[Opening INPUT DATA section]
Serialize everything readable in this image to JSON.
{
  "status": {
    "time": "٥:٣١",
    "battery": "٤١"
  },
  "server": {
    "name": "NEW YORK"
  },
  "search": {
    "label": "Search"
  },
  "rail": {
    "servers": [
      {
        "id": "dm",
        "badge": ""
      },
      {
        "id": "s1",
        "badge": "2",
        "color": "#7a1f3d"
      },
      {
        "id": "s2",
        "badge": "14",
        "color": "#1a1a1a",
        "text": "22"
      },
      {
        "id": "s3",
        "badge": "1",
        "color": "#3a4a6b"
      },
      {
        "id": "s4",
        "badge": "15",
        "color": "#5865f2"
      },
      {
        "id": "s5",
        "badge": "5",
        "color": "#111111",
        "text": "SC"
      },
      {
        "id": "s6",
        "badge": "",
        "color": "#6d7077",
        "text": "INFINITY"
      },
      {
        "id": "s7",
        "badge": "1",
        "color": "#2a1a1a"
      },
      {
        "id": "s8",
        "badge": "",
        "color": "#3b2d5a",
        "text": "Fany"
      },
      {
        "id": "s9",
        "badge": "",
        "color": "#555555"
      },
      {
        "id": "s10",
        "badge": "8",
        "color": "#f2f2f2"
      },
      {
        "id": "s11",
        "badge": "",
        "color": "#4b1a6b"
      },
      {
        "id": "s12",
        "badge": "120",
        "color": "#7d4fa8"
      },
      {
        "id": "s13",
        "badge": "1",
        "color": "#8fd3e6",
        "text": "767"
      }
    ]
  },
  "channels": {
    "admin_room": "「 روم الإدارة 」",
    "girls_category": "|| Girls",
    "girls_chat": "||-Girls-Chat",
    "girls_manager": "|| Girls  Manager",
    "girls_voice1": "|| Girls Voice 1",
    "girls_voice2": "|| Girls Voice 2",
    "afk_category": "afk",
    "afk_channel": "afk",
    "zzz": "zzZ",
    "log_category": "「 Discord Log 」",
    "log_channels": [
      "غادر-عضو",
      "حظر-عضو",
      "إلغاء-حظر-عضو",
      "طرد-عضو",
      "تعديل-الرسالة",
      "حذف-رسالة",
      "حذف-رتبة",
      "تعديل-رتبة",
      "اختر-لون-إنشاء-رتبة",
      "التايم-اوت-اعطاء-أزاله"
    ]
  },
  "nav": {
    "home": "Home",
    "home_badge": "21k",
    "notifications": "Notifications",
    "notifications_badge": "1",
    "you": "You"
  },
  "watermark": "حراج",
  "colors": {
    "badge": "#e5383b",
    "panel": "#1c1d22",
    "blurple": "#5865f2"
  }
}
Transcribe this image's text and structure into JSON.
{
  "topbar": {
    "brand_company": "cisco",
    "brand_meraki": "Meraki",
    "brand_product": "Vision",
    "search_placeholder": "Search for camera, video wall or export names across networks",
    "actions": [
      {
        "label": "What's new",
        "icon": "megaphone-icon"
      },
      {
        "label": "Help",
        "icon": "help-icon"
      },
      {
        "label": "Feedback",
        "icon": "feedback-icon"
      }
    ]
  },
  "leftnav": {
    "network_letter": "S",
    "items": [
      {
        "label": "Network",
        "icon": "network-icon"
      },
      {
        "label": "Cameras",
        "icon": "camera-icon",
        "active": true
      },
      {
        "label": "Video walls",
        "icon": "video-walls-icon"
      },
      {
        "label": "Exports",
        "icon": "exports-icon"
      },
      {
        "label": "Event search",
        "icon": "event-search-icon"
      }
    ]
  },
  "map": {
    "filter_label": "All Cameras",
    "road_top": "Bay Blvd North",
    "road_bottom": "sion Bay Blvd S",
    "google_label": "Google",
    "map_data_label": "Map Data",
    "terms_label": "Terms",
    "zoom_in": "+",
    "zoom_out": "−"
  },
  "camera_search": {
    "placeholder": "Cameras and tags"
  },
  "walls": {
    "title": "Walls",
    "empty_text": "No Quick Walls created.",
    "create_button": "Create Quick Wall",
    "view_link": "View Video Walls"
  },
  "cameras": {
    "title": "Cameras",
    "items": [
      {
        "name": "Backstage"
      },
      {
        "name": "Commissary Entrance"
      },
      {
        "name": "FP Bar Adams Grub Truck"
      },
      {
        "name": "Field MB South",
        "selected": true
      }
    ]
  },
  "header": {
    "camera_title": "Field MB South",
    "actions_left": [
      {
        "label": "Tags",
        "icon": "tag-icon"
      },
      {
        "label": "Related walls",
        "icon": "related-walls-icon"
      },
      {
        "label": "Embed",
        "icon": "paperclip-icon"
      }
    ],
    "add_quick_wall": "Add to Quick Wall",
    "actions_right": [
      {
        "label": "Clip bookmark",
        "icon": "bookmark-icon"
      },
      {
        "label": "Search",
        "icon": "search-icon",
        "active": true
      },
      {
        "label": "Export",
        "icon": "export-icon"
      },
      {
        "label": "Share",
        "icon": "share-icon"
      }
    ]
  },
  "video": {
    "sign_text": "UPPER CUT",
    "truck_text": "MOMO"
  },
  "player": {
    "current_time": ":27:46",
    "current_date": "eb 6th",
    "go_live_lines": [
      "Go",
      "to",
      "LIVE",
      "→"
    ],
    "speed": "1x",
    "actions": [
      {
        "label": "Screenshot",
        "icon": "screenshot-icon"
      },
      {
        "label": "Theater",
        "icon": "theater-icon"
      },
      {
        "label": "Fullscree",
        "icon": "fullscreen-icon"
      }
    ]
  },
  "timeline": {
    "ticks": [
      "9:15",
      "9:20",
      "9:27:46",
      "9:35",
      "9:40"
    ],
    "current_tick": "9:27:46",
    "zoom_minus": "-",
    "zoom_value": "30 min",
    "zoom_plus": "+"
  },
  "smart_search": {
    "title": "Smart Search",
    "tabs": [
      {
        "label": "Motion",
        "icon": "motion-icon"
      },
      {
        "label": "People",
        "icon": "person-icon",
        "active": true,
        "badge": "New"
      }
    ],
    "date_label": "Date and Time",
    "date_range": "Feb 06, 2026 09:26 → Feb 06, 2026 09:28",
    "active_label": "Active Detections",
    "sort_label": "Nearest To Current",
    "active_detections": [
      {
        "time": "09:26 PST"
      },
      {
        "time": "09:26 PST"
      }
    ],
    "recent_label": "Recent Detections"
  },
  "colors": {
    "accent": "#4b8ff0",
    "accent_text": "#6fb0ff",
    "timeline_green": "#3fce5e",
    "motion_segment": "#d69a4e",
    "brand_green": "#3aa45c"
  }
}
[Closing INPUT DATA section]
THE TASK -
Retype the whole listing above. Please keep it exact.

ANSWER TO THIS PROBLEM -
Serialize everything readable in this image to JSON.
{
  "status": {
    "time": "٥:٣١",
    "battery": "٤١"
  },
  "server": {
    "name": "NEW YORK"
  },
  "search": {
    "label": "Search"
  },
  "rail": {
    "servers": [
      {
        "id": "dm",
        "badge": ""
      },
      {
        "id": "s1",
        "badge": "2",
        "color": "#7a1f3d"
      },
      {
        "id": "s2",
        "badge": "14",
        "color": "#1a1a1a",
        "text": "22"
      },
      {
        "id": "s3",
        "badge": "1",
        "color": "#3a4a6b"
      },
      {
        "id": "s4",
        "badge": "15",
        "color": "#5865f2"
      },
      {
        "id": "s5",
        "badge": "5",
        "color": "#111111",
        "text": "SC"
      },
      {
        "id": "s6",
        "badge": "",
        "color": "#6d7077",
        "text": "INFINITY"
      },
      {
        "id": "s7",
        "badge": "1",
        "color": "#2a1a1a"
      },
      {
        "id": "s8",
        "badge": "",
        "color": "#3b2d5a",
        "text": "Fany"
      },
      {
        "id": "s9",
        "badge": "",
        "color": "#555555"
      },
      {
        "id": "s10",
        "badge": "8",
        "color": "#f2f2f2"
      },
      {
        "id": "s11",
        "badge": "",
        "color": "#4b1a6b"
      },
      {
        "id": "s12",
        "badge": "120",
        "color": "#7d4fa8"
      },
      {
        "id": "s13",
        "badge": "1",
        "color": "#8fd3e6",
        "text": "767"
      }
    ]
  },
  "channels": {
    "admin_room": "「 روم الإدارة 」",
    "girls_category": "|| Girls",
    "girls_chat": "||-Girls-Chat",
    "girls_manager": "|| Girls  Manager",
    "girls_voice1": "|| Girls Voice 1",
    "girls_voice2": "|| Girls Voice 2",
    "afk_category": "afk",
    "afk_channel": "afk",
    "zzz": "zzZ",
    "log_category": "「 Discord Log 」",
    "log_channels": [
      "غادر-عضو",
      "حظر-عضو",
      "إلغاء-حظر-عضو",
      "طرد-عضو",
      "تعديل-الرسالة",
      "حذف-رسالة",
      "حذف-رتبة",
      "تعديل-رتبة",
      "اختر-لون-إنشاء-رتبة",
      "التايم-اوت-اعطاء-أزاله"
    ]
  },
  "nav": {
    "home": "Home",
    "home_badge": "21k",
    "notifications": "Notifications",
    "notifications_badge": "1",
    "you": "You"
  },
  "watermark": "حراج",
  "colors": {
    "badge": "#e5383b",
    "panel": "#1c1d22",
    "blurple": "#5865f2"
  }
}
Transcribe this image's text and structure into JSON.
{
  "topbar": {
    "brand_company": "cisco",
    "brand_meraki": "Meraki",
    "brand_product": "Vision",
    "search_placeholder": "Search for camera, video wall or export names across networks",
    "actions": [
      {
        "label": "What's new",
        "icon": "megaphone-icon"
      },
      {
        "label": "Help",
        "icon": "help-icon"
      },
      {
        "label": "Feedback",
        "icon": "feedback-icon"
      }
    ]
  },
  "leftnav": {
    "network_letter": "S",
    "items": [
      {
        "label": "Network",
        "icon": "network-icon"
      },
      {
        "label": "Cameras",
        "icon": "camera-icon",
        "active": true
      },
      {
        "label": "Video walls",
        "icon": "video-walls-icon"
      },
      {
        "label": "Exports",
        "icon": "exports-icon"
      },
      {
        "label": "Event search",
        "icon": "event-search-icon"
      }
    ]
  },
  "map": {
    "filter_label": "All Cameras",
    "road_top": "Bay Blvd North",
    "road_bottom": "sion Bay Blvd S",
    "google_label": "Google",
    "map_data_label": "Map Data",
    "terms_label": "Terms",
    "zoom_in": "+",
    "zoom_out": "−"
  },
  "camera_search": {
    "placeholder": "Cameras and tags"
  },
  "walls": {
    "title": "Walls",
    "empty_text": "No Quick Walls created.",
    "create_button": "Create Quick Wall",
    "view_link": "View Video Walls"
  },
  "cameras": {
    "title": "Cameras",
    "items": [
      {
        "name": "Backstage"
      },
      {
        "name": "Commissary Entrance"
      },
      {
        "name": "FP Bar Adams Grub Truck"
      },
      {
        "name": "Field MB South",
        "selected": true
      }
    ]
  },
  "header": {
    "camera_title": "Field MB South",
    "actions_left": [
      {
        "label": "Tags",
        "icon": "tag-icon"
      },
      {
        "label": "Related walls",
        "icon": "related-walls-icon"
      },
      {
        "label": "Embed",
        "icon": "paperclip-icon"
      }
    ],
    "add_quick_wall": "Add to Quick Wall",
    "actions_right": [
      {
        "label": "Clip bookmark",
        "icon": "bookmark-icon"
      },
      {
        "label": "Search",
        "icon": "search-icon",
        "active": true
      },
      {
        "label": "Export",
        "icon": "export-icon"
      },
      {
        "label": "Share",
        "icon": "share-icon"
      }
    ]
  },
  "video": {
    "sign_text": "UPPER CUT",
    "truck_text": "MOMO"
  },
  "player": {
    "current_time": ":27:46",
    "current_date": "eb 6th",
    "go_live_lines": [
      "Go",
      "to",
      "LIVE",
      "→"
    ],
    "speed": "1x",
    "actions": [
      {
        "label": "Screenshot",
        "icon": "screenshot-icon"
      },
      {
        "label": "Theater",
        "icon": "theater-icon"
      },
      {
        "label": "Fullscree",
        "icon": "fullscreen-icon"
      }
    ]
  },
  "timeline": {
    "ticks": [
      "9:15",
      "9:20",
      "9:27:46",
      "9:35",
      "9:40"
    ],
    "current_tick": "9:27:46",
    "zoom_minus": "-",
    "zoom_value": "30 min",
    "zoom_plus": "+"
  },
  "smart_search": {
    "title": "Smart Search",
    "tabs": [
      {
        "label": "Motion",
        "icon": "motion-icon"
      },
      {
        "label": "People",
        "icon": "person-icon",
        "active": true,
        "badge": "New"
      }
    ],
    "date_label": "Date and Time",
    "date_range": "Feb 06, 2026 09:26 → Feb 06, 2026 09:28",
    "active_label": "Active Detections",
    "sort_label": "Nearest To Current",
    "active_detections": [
      {
        "time": "09:26 PST"
      },
      {
        "time": "09:26 PST"
      }
    ],
    "recent_label": "Recent Detections"
  },
  "colors": {
    "accent": "#4b8ff0",
    "accent_text": "#6fb0ff",
    "timeline_green": "#3fce5e",
    "motion_segment": "#d69a4e",
    "brand_green": "#3aa45c"
  }
}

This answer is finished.